ASSIGNED TASK:
Without leaving out a single line, restate the entries below exactly.

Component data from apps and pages
-------------------------
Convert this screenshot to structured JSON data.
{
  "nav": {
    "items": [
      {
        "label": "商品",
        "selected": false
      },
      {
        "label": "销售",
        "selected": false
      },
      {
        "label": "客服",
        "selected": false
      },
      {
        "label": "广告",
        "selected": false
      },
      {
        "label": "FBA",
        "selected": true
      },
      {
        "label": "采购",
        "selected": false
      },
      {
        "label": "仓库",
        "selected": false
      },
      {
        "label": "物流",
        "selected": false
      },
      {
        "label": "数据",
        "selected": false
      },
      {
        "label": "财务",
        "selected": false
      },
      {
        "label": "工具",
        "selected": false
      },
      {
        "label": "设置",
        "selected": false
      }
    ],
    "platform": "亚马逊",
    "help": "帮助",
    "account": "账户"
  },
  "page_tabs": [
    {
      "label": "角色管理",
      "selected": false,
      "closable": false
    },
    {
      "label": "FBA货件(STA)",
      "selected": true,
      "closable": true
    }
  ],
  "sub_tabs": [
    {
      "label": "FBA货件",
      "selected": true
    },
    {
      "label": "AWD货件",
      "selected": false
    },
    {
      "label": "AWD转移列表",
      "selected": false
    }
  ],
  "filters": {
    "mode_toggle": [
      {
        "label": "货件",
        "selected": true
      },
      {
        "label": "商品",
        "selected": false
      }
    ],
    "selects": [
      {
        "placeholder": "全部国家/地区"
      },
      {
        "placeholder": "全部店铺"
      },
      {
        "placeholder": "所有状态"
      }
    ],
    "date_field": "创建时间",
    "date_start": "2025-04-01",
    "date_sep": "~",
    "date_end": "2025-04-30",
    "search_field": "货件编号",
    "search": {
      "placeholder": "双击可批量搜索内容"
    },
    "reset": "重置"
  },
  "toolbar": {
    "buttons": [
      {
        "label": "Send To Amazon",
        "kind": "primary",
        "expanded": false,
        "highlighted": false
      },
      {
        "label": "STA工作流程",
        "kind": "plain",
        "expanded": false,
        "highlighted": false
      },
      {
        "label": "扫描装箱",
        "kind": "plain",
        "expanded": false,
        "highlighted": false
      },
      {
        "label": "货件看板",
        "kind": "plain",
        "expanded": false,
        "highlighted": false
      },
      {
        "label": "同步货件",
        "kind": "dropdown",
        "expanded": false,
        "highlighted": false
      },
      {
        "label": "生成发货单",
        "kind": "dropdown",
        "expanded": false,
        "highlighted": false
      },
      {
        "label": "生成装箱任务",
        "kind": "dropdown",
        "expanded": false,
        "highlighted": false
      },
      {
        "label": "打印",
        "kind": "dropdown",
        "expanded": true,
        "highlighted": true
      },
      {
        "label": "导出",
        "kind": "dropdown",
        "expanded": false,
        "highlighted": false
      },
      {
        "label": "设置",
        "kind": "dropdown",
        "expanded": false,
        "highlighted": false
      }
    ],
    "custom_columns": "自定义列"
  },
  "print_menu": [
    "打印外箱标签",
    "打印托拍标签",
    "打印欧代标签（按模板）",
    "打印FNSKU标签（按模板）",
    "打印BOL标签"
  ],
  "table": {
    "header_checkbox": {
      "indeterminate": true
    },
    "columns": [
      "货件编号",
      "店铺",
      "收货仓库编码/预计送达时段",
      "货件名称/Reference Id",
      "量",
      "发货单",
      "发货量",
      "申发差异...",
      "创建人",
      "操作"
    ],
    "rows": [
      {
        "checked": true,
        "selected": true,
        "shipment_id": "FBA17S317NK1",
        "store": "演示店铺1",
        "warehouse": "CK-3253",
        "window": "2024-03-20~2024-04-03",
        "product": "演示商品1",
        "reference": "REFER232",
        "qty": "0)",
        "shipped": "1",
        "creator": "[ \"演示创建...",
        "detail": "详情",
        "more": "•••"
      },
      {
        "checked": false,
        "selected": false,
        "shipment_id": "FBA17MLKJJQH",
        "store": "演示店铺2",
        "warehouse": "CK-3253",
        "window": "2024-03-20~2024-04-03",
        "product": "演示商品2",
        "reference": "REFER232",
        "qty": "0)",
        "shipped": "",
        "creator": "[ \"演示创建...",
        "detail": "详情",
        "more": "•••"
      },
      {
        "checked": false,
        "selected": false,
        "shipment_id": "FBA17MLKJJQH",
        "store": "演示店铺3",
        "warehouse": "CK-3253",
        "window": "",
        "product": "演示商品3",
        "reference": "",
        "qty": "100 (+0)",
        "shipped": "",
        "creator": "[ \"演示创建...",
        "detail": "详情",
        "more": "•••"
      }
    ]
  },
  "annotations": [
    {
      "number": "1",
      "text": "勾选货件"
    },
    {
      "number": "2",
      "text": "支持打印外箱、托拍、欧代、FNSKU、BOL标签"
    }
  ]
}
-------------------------
RESULT BELOW:
Convert this screenshot to structured JSON data.
{
  "nav": {
    "items": [
      {
        "label": "商品",
        "selected": false
      },
      {
        "label": "销售",
        "selected": false
      },
      {
        "label": "客服",
        "selected": false
      },
      {
        "label": "广告",
        "selected": false
      },
      {
        "label": "FBA",
        "selected": true
      },
      {
        "label": "采购",
        "selected": false
      },
      {
        "label": "仓库",
        "selected": false
      },
      {
        "label": "物流",
        "selected": false
      },
      {
        "label": "数据",
        "selected": false
      },
      {
        "label": "财务",
        "selected": false
      },
      {
        "label": "工具",
        "selected": false
      },
      {
        "label": "设置",
        "selected": false
      }
    ],
    "platform": "亚马逊",
    "help": "帮助",
    "account": "账户"
  },
  "page_tabs": [
    {
      "label": "角色管理",
      "selected": false,
      "closable": false
    },
    {
      "label": "FBA货件(STA)",
      "selected": true,
      "closable": true
    }
  ],
  "sub_tabs": [
    {
      "label": "FBA货件",
      "selected": true
    },
    {
      "label": "AWD货件",
      "selected": false
    },
    {
      "label": "AWD转移列表",
      "selected": false
    }
  ],
  "filters": {
    "mode_toggle": [
      {
        "label": "货件",
        "selected": true
      },
      {
        "label": "商品",
        "selected": false
      }
    ],
    "selects": [
      {
        "placeholder": "全部国家/地区"
      },
      {
        "placeholder": "全部店铺"
      },
      {
        "placeholder": "所有状态"
      }
    ],
    "date_field": "创建时间",
    "date_start": "2025-04-01",
    "date_sep": "~",
    "date_end": "2025-04-30",
    "search_field": "货件编号",
    "search": {
      "placeholder": "双击可批量搜索内容"
    },
    "reset": "重置"
  },
  "toolbar": {
    "buttons": [
      {
        "label": "Send To Amazon",
        "kind": "primary",
        "expanded": false,
        "highlighted": false
      },
      {
        "label": "STA工作流程",
        "kind": "plain",
        "expanded": false,
        "highlighted": false
      },
      {
        "label": "扫描装箱",
        "kind": "plain",
        "expanded": false,
        "highlighted": false
      },
      {
        "label": "货件看板",
        "kind": "plain",
        "expanded": false,
        "highlighted": false
      },
      {
        "label": "同步货件",
        "kind": "dropdown",
        "expanded": false,
        "highlighted": false
      },
      {
        "label": "生成发货单",
        "kind": "dropdown",
        "expanded": false,
        "highlighted": false
      },
      {
        "label": "生成装箱任务",
        "kind": "dropdown",
        "expanded": false,
        "highlighted": false
      },
      {
        "label": "打印",
        "kind": "dropdown",
        "expanded": true,
        "highlighted": true
      },
      {
        "label": "导出",
        "kind": "dropdown",
        "expanded": false,
        "highlighted": false
      },
      {
        "label": "设置",
        "kind": "dropdown",
        "expanded": false,
        "highlighted": false
      }
    ],
    "custom_columns": "自定义列"
  },
  "print_menu": [
    "打印外箱标签",
    "打印托拍标签",
    "打印欧代标签（按模板）",
    "打印FNSKU标签（按模板）",
    "打印BOL标签"
  ],
  "table": {
    "header_checkbox": {
      "indeterminate": true
    },
    "columns": [
      "货件编号",
      "店铺",
      "收货仓库编码/预计送达时段",
      "货件名称/Reference Id",
      "量",
      "发货单",
      "发货量",
      "申发差异...",
      "创建人",
      "操作"
    ],
    "rows": [
      {
        "checked": true,
        "selected": true,
        "shipment_id": "FBA17S317NK1",
        "store": "演示店铺1",
        "warehouse": "CK-3253",
        "window": "2024-03-20~2024-04-03",
        "product": "演示商品1",
        "reference": "REFER232",
        "qty": "0)",
        "shipped": "1",
        "creator": "[ \"演示创建...",
        "detail": "详情",
        "more": "•••"
      },
      {
        "checked": false,
        "selected": false,
        "shipment_id": "FBA17MLKJJQH",
        "store": "演示店铺2",
        "warehouse": "CK-3253",
        "window": "2024-03-20~2024-04-03",
        "product": "演示商品2",
        "reference": "REFER232",
        "qty": "0)",
        "shipped": "",
        "creator": "[ \"演示创建...",
        "detail": "详情",
        "more": "•••"
      },
      {
        "checked": false,
        "selected": false,
        "shipment_id": "FBA17MLKJJQH",
        "store": "演示店铺3",
        "warehouse": "CK-3253",
        "window": "",
        "product": "演示商品3",
        "reference": "",
        "qty": "100 (+0)",
        "shipped": "",
        "creator": "[ \"演示创建...",
        "detail": "详情",
        "more": "•••"
      }
    ]
  },
  "annotations": [
    {
      "number": "1",
      "text": "勾选货件"
    },
    {
      "number": "2",
      "text": "支持打印外箱、托拍、欧代、FNSKU、BOL标签"
    }
  ]
}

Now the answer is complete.